» **Exercise**: Scan the data below and give the number of lines that include the word "Wallpaper", with no other words.

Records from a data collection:
———

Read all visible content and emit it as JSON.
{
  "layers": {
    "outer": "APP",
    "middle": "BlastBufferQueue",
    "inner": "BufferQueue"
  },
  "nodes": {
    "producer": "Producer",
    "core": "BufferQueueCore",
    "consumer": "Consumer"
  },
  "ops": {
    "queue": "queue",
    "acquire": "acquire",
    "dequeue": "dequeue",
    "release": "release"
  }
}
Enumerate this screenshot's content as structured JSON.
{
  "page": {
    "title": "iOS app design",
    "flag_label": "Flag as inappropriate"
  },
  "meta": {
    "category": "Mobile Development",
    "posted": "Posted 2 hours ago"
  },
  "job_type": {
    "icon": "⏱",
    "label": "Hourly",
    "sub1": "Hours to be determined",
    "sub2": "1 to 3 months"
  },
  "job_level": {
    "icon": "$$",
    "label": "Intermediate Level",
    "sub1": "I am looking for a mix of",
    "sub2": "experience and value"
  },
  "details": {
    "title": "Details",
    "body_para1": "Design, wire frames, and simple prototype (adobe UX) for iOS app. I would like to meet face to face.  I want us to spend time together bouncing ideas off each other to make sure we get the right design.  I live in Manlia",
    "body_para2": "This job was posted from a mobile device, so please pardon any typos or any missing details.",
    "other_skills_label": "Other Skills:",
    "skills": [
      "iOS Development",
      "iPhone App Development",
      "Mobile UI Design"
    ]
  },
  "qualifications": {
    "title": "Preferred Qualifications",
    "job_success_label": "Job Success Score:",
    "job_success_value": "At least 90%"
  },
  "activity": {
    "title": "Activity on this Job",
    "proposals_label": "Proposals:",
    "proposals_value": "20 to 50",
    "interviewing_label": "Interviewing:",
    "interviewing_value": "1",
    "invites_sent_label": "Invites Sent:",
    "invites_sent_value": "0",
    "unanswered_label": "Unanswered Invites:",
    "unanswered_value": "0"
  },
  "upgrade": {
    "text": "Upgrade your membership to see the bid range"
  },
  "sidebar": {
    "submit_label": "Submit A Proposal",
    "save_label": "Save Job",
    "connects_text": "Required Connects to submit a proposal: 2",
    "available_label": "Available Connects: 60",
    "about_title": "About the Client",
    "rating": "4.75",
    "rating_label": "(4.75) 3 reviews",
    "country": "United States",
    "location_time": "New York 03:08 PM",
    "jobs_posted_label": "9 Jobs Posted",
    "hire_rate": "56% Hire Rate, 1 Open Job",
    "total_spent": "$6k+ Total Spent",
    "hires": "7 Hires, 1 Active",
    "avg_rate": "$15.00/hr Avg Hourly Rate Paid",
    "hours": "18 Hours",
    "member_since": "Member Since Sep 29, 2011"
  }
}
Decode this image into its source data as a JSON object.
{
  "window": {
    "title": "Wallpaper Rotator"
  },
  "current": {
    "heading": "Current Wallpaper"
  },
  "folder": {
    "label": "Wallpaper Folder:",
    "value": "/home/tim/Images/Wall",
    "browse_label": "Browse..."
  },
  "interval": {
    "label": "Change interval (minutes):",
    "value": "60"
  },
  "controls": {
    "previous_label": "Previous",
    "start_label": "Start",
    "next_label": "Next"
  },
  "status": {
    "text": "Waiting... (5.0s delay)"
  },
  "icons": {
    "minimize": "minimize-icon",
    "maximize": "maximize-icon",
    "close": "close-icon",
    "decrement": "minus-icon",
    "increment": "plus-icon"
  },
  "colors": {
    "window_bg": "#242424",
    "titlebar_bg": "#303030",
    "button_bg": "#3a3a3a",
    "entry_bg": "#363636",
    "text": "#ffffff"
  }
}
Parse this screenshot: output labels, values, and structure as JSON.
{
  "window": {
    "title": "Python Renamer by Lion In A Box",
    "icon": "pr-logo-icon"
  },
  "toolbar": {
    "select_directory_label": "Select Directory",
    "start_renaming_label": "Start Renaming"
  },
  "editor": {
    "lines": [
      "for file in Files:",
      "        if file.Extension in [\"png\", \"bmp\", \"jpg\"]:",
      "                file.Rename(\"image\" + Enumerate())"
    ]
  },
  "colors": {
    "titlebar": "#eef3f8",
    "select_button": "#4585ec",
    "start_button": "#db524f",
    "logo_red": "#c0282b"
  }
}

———

» **Exercise answer**: 3